Global Political Economy / WatPEG
Global Political Economy / WatPEG
The Waterloo Political Economy Group (WatPEG) brings together faculty, graduate students and researchers at the University of Waterloo, Wilfrid Laurier University, the Balsillie School and CIGI who are interested in the study of political economy. WatPEG also serves as the Balsillie School’s Global Political Economy research cluster.
WatPEG members embrace a variety of approaches to the study of international, comparative and domestic political economy. We work on issues including international trade, money and finance, transnational production and corporations, the world food system, resource politics, the links between the global economy and environmental issues, regional and global economic institutions, the rise of “emerging powers” in the world economy, global social policy, international economic diplomacy, and international development. WatPEG faculty have research expertise in a wide range of countries and regions, including East Asia, Latin America, the Middle East, Africa, Europe, and North America.

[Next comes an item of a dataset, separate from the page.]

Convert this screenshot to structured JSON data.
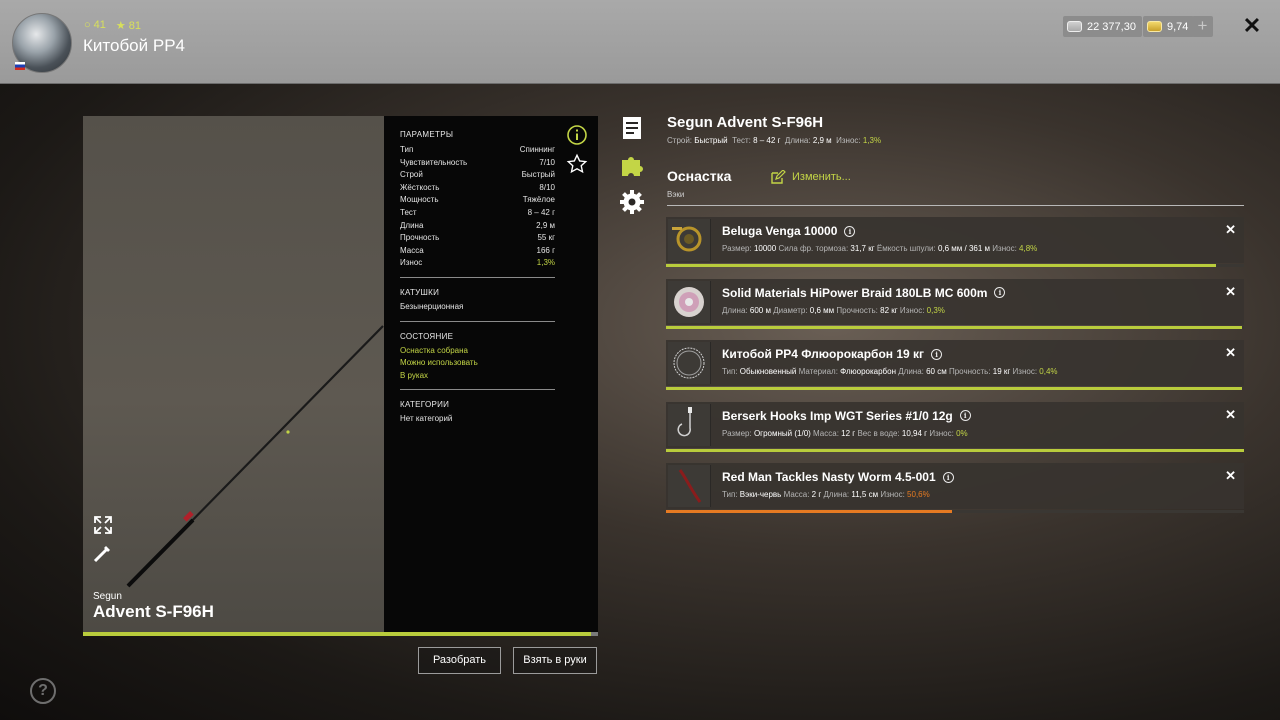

WatPEG meetings take place regularly during the academic year. The meetings provide an opportunity for faculty and graduate students in the Waterloo region to learn about cutting-edge research and to discuss political economy issues. WatPEG has also hosted a number of PhD Dissertation Workshops in Global Political Economy (see below).
If you are a graduate student or faculty member interested in finding out more about WatPEG or joining our email list, please email Madison Lee at email@example.com.
International Political Economy and COVID-19 Bibliography
WatPEG has compiled a bibliography of political economy research on the COVID-19 pandemic and its implications. The bibliography is continuously updated and the live version, hosted on Zotero, can be found at the following link:
A PDF of the sources in the bibliography (organized by topic) that was generated in January 2021 can be downloaded here:
If you know of research on the political economy of COVID-19 (including your own!) that is not listed in the bibliography, please email a link to it to us at firstname.lastname@example.org and we will consider it for inclusion. Please note that our focus is on longer pieces (peer-reviewed articles, book chapters, reports for international organizations or NGOs or think tanks, etc.) and that we do not usually cover journalism, op-eds, or blog posts.
Balsillie School PhD Workshop in Global Political Economy
WatPEG and the Balsillie School have hosted six PhD Dissertation Workshops in Global Political Economy. At these workshops, doctoral students present either a dissertation proposal or a draft thesis chapter and receive comments from the other student participants and from faculty. The workshop format is designed to maximize the quality of feedback and the time available for discussion. All participants read all of the submitted papers before the workshop, and there are no oral presentations. On the first day, authors are not allowed to speak during the sessions on their papers.
The Sixth Balsillie School PhD Dissertation Workshop in Global Political Economy was held from April 28 to 30, 2021.
PhD Support Officer
Special issue: Comparative Federalism and Trade Policy: Insights from North America and Europe 33 (1). Guest Editor: Jörg Broschek.
Escaping Dystopia: Rebuilding a Public Domain, by Stephen McBride. Bristol University Press.
"Mitigating Global Fragmentation in Digital Trade Governance: A Case Study," by Douglas Lippoldt. CIGI Paper No. 270. January 2023.
"Global economic slowdown ‘to force more workers into poorly paid jobs’", by Kalyeena Makortoff. The Guardian. January 2023.
"Silences of Bretton Woods: gender inequality, racial discrimination and environmental degradation", by Eric Helleiner in Review of International Political Economy November 2022.
"On the brink: Global crises ranging from climate to economic meltdown demand radical change", by Stephen McBride. The Conversation. October 5, 2022.
"Commodification of everything’ arguments in the social sciences: Variants, specification, evaluation, critique", Derek Hall, 2022 (sagepub.com)
Whiteside, Heather. 2022. "Company colonies and historical layering: understanding the Virginia, Somers Isles, and Hudson’s Bay Companies." Review of International Political Economy.
Waldinger, M. (2022). The economic effects of long-term climate change: evidence from the Little Ice Age. Journal of Political Economy 130 (9), 000-000.
COVID-19 and Circuits of Capital: New York to China and Back“, by Rob Wallace, Alex Liebman, Luis Fernando Chaves and Rodrick Wallace
In the Aftermath of COVID-19: Policy Implications for Canada by Ann Fitz-Gerald